***** Source information
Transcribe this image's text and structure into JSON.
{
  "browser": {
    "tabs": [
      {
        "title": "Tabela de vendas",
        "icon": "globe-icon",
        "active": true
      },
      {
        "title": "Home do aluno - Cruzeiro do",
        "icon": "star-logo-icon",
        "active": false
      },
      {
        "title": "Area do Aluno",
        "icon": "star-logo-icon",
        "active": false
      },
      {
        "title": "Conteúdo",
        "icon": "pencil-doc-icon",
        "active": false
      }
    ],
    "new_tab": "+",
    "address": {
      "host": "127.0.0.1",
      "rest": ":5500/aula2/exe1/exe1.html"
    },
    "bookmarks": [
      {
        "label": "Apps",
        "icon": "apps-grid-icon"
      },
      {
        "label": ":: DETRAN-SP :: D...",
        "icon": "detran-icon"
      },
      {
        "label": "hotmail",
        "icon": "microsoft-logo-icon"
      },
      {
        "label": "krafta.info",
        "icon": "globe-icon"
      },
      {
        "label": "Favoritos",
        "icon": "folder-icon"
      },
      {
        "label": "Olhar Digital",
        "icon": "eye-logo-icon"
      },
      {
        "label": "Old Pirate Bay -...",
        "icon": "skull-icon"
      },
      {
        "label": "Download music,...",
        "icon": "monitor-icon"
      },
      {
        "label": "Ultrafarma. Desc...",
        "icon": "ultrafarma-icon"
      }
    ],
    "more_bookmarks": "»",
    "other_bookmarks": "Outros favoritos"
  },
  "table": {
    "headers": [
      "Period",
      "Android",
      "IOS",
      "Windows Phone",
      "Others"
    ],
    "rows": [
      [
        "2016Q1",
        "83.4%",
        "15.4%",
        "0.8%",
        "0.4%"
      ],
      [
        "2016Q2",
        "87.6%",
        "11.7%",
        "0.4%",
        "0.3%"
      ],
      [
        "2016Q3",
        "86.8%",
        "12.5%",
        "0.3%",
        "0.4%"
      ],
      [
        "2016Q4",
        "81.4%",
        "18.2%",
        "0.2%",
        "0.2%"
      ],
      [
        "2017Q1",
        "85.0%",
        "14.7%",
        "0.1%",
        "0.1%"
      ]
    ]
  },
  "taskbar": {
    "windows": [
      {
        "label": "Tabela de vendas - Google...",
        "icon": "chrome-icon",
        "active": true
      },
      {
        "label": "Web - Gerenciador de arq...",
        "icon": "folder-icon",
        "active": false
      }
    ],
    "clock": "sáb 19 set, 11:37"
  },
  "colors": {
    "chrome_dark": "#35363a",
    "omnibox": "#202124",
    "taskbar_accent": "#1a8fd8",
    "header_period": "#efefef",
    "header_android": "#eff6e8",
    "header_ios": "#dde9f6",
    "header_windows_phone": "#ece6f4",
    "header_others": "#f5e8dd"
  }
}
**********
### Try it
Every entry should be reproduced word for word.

### Worked solution
Transcribe this image's text and structure into JSON.
{
  "browser": {
    "tabs": [
      {
        "title": "Tabela de vendas",
        "icon": "globe-icon",
        "active": true
      },
      {
        "title": "Home do aluno - Cruzeiro do",
        "icon": "star-logo-icon",
        "active": false
      },
      {
        "title": "Area do Aluno",
        "icon": "star-logo-icon",
        "active": false
      },
      {
        "title": "Conteúdo",
        "icon": "pencil-doc-icon",
        "active": false
      }
    ],
    "new_tab": "+",
    "address": {
      "host": "127.0.0.1",
      "rest": ":5500/aula2/exe1/exe1.html"
    },
    "bookmarks": [
      {
        "label": "Apps",
        "icon": "apps-grid-icon"
      },
      {
        "label": ":: DETRAN-SP :: D...",
        "icon": "detran-icon"
      },
      {
        "label": "hotmail",
        "icon": "microsoft-logo-icon"
      },
      {
        "label": "krafta.info",
        "icon": "globe-icon"
      },
      {
        "label": "Favoritos",
        "icon": "folder-icon"
      },
      {
        "label": "Olhar Digital",
        "icon": "eye-logo-icon"
      },
      {
        "label": "Old Pirate Bay -...",
        "icon": "skull-icon"
      },
      {
        "label": "Download music,...",
        "icon": "monitor-icon"
      },
      {
        "label": "Ultrafarma. Desc...",
        "icon": "ultrafarma-icon"
      }
    ],
    "more_bookmarks": "»",
    "other_bookmarks": "Outros favoritos"
  },
  "table": {
    "headers": [
      "Period",
      "Android",
      "IOS",
      "Windows Phone",
      "Others"
    ],
    "rows": [
      [
        "2016Q1",
        "83.4%",
        "15.4%",
        "0.8%",
        "0.4%"
      ],
      [
        "2016Q2",
        "87.6%",
        "11.7%",
        "0.4%",
        "0.3%"
      ],
      [
        "2016Q3",
        "86.8%",
        "12.5%",
        "0.3%",
        "0.4%"
      ],
      [
        "2016Q4",
        "81.4%",
        "18.2%",
        "0.2%",
        "0.2%"
      ],
      [
        "2017Q1",
        "85.0%",
        "14.7%",
        "0.1%",
        "0.1%"
      ]
    ]
  },
  "taskbar": {
    "windows": [
      {
        "label": "Tabela de vendas - Google...",
        "icon": "chrome-icon",
        "active": true
      },
      {
        "label": "Web - Gerenciador de arq...",
        "icon": "folder-icon",
        "active": false
      }
    ],
    "clock": "sáb 19 set, 11:37"
  },
  "colors": {
    "chrome_dark": "#35363a",
    "omnibox": "#202124",
    "taskbar_accent": "#1a8fd8",
    "header_period": "#efefef",
    "header_android": "#eff6e8",
    "header_ios": "#dde9f6",
    "header_windows_phone": "#ece6f4",
    "header_others": "#f5e8dd"
  }
}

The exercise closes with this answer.